Nestled between Rue de la Grande Batelière and Rue du Faubourg Montmartre in the 9th arrondissement of Paris, Passage Verdeau is a haven for art and antiques lovers. Here you can find shops selling old books and photographs, embroidered fabric and antique furniture. You can also stop for a tea or lunch break as you browse, in one of the passage’s restaurants or tea salons.
Passage du Grand-Cerf
Passage du Grand-Cerf is named after the wooden ‘cerf’ (stag’s head) that hangs on one of the storefronts. Other animals as well, such as a crab, elephant and dragonfly adorn the facades of different shops along the passageway! Within Passage du Grand-Cerf there are plenty of unique independent shops and boutiques, selling a range of products from handmade jewelry to furniture. Moreover, on the Rue Saint-Denis side of the passage you can grab a cocktail at the aptly-named “Pas Sage” (not wise, in French) a play on the word “passage”.
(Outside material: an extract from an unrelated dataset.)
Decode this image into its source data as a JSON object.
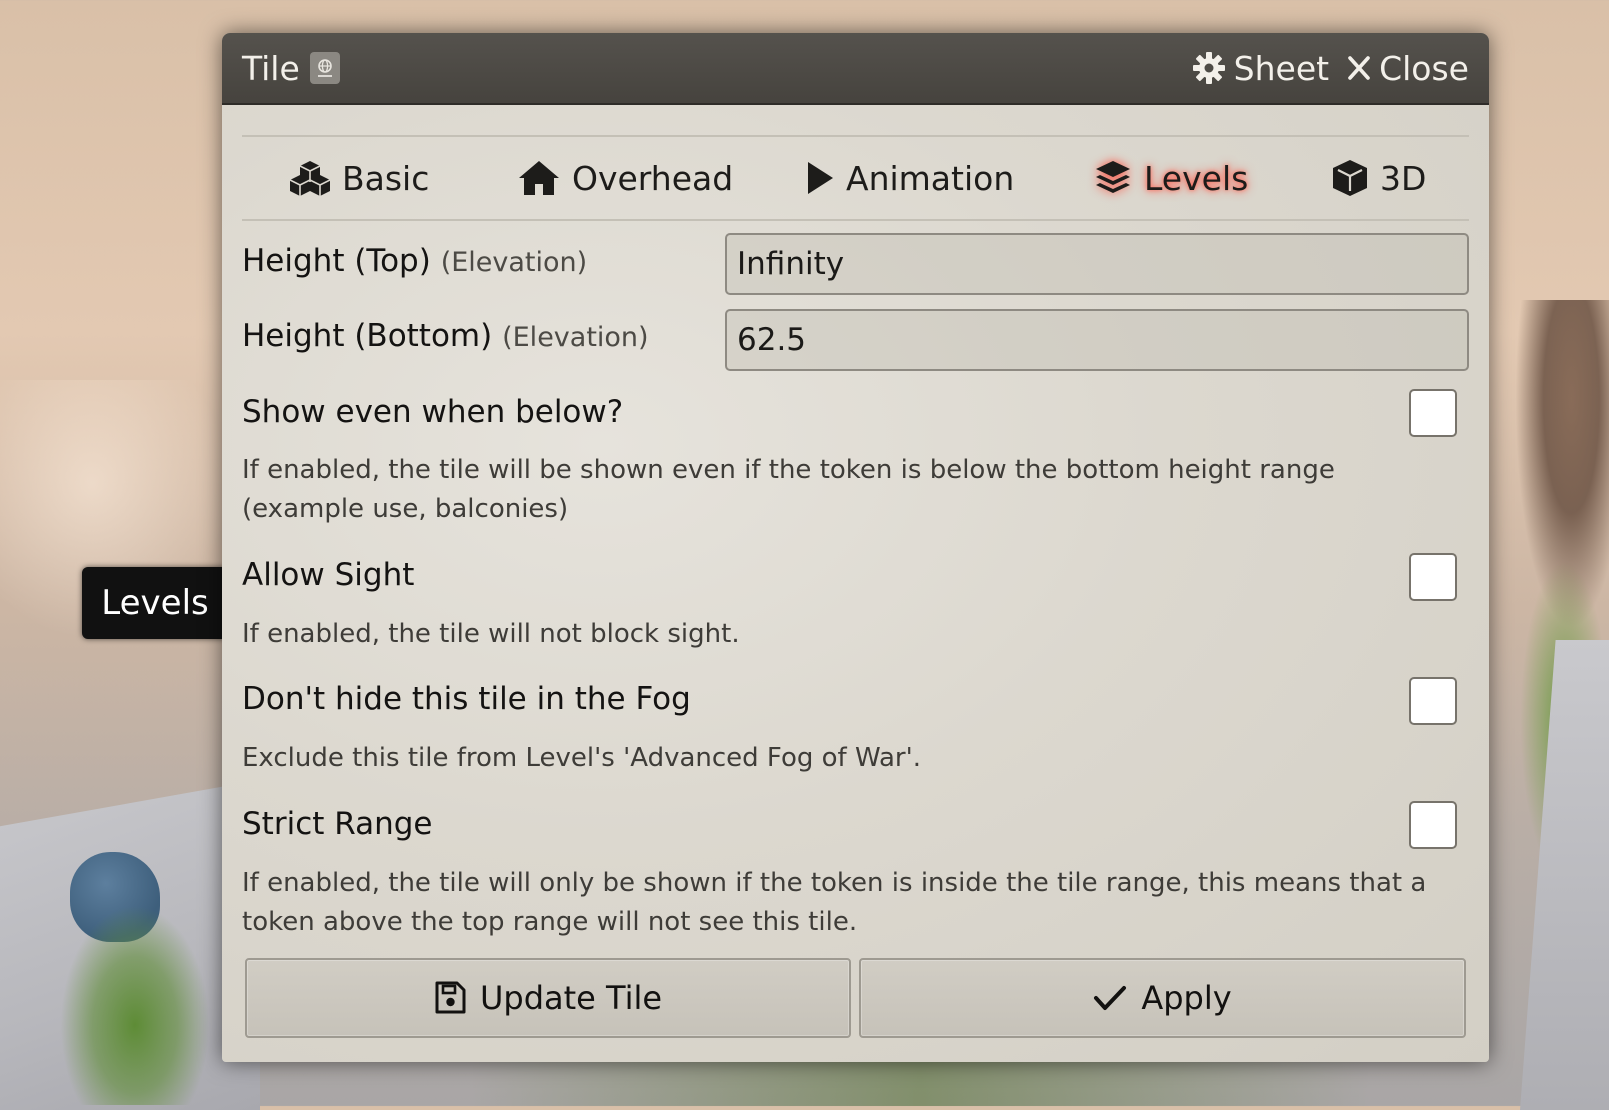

Copyright Bertrand Rieger
One of the capital’s most popular covered passageways, Passage Jouffroy was built in 1836 and impresses with its charming iron and glass architecture, ornate clock and retro tiling. A range of shops selling old trinkets, such as ‘Pain d’Épices’ (which specialises in traditional wooden and tin toys), can be found alongside patisseries and tea rooms. You can even stay overnight in the beautiful Hôtel Chopin. Why not start off your visit at Musee Grevin, Paris’ waxwork museum? After you tour the famous wax figures, the museum’s exit leads you straight into Passage Jouffroy.